Don’t bury bowls, ’cause they’re not dead yet.

Put this in your playoff expansion pipe and smoke it.

The average attendance at bowl games rose by more than three percent in 2018-19, snapping a streak of seven consecutive seasons in which the industry saw an overall decline.

The average attendance for bowl games this season was 41,802. That’s up from last season’s average of 40,508 according to NCAA attendance figures.

I have no idea why.  It comes in the face of declines in 20 of 38 games, including nine of which were by double-digit percentages.  (Though some of that is no doubt attributable to the CFP’s curious insistence on dodging New Year’s Day, and, as the article notes, playing the title game in Northern California instead of Atlanta.)

In any event, don’t be surprised when people questioning the need for an expanded playoff cite this as a data point in expressing concern over how a larger playoff field would impact the bowls.


Filed under BCS/Playoffs
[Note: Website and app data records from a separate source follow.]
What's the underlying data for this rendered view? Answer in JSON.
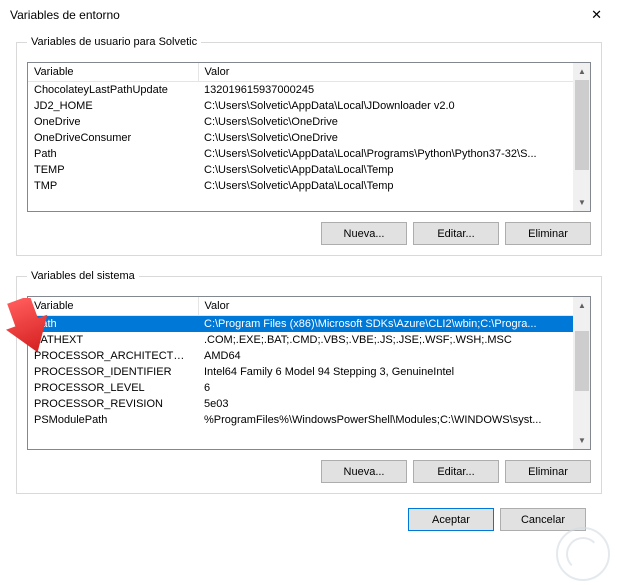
{
  "window": {
    "title": "Variables de entorno",
    "close": "✕"
  },
  "user_section": {
    "legend": "Variables de usuario para Solvetic",
    "headers": {
      "variable": "Variable",
      "value": "Valor"
    },
    "rows": [
      {
        "variable": "ChocolateyLastPathUpdate",
        "value": "132019615937000245"
      },
      {
        "variable": "JD2_HOME",
        "value": "C:\\Users\\Solvetic\\AppData\\Local\\JDownloader v2.0"
      },
      {
        "variable": "OneDrive",
        "value": "C:\\Users\\Solvetic\\OneDrive"
      },
      {
        "variable": "OneDriveConsumer",
        "value": "C:\\Users\\Solvetic\\OneDrive"
      },
      {
        "variable": "Path",
        "value": "C:\\Users\\Solvetic\\AppData\\Local\\Programs\\Python\\Python37-32\\S..."
      },
      {
        "variable": "TEMP",
        "value": "C:\\Users\\Solvetic\\AppData\\Local\\Temp"
      },
      {
        "variable": "TMP",
        "value": "C:\\Users\\Solvetic\\AppData\\Local\\Temp"
      }
    ],
    "buttons": {
      "new": "Nueva...",
      "edit": "Editar...",
      "delete": "Eliminar"
    }
  },
  "system_section": {
    "legend": "Variables del sistema",
    "headers": {
      "variable": "Variable",
      "value": "Valor"
    },
    "rows": [
      {
        "variable": "Path",
        "value": "C:\\Program Files (x86)\\Microsoft SDKs\\Azure\\CLI2\\wbin;C:\\Progra...",
        "selected": true
      },
      {
        "variable": "PATHEXT",
        "value": ".COM;.EXE;.BAT;.CMD;.VBS;.VBE;.JS;.JSE;.WSF;.WSH;.MSC"
      },
      {
        "variable": "PROCESSOR_ARCHITECTURE",
        "value": "AMD64"
      },
      {
        "variable": "PROCESSOR_IDENTIFIER",
        "value": "Intel64 Family 6 Model 94 Stepping 3, GenuineIntel"
      },
      {
        "variable": "PROCESSOR_LEVEL",
        "value": "6"
      },
      {
        "variable": "PROCESSOR_REVISION",
        "value": "5e03"
      },
      {
        "variable": "PSModulePath",
        "value": "%ProgramFiles%\\WindowsPowerShell\\Modules;C:\\WINDOWS\\syst..."
      }
    ],
    "buttons": {
      "new": "Nueva...",
      "edit": "Editar...",
      "delete": "Eliminar"
    }
  },
  "dialog_buttons": {
    "ok": "Aceptar",
    "cancel": "Cancelar"
  },
  "scrollbar": {
    "up": "▲",
    "down": "▼"
  }
}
6 responses to “Don’t bury bowls, ’cause they’re not dead yet.

  1. Russ

    I suspect Kentucky accounted for half that increase. When was the last time they were in a New Year’s bowl?


  2. I haven’t compared the games to see if more over them were competitive but I would imagine the overall economy being better has something to do with the game attendance.


  3. BK

    I don’t normally respond, but if they would lower the prices, they would obviously have a much higher take rate. We usually go to the belk bowl if we are in town, but when they want to charge 80/ticket for two teams I really don’t care about, it is hard to justify. I would gladly pay 80-100 for both of us to go, but not one. Especially when it is the belk bowl. It’s the same for the season opener they usually play at Charlotte. Just give us more reasonable prices, even if you don’t make quite as much money. I’m sure you will make up for it on the back-end with concessions at 10/beer.


  4. CB

    I’m gonna go ahead and guess that dirt cheap ticket prices were a contributing factor. Donors seem to be less and less interested in attending bowls and will take $20 a ticket if that’s all they can get. Maybe… idk


  5. 30904Dawg

    The article is misleading and offers incomplete data. With the First Responder Bowl not being played, it should not have been figured into the average attendance for 2017. If you look at the average bowl attendance for the bowls that were played BOTH seasons, you get a negligible increase from 41,021 (2017) to 41,093 (2018). Assuming that the First Responders Bowl had actually occurred and had the same attendance as last year, the figures are 40,508 (2017) and 40,578 (2018).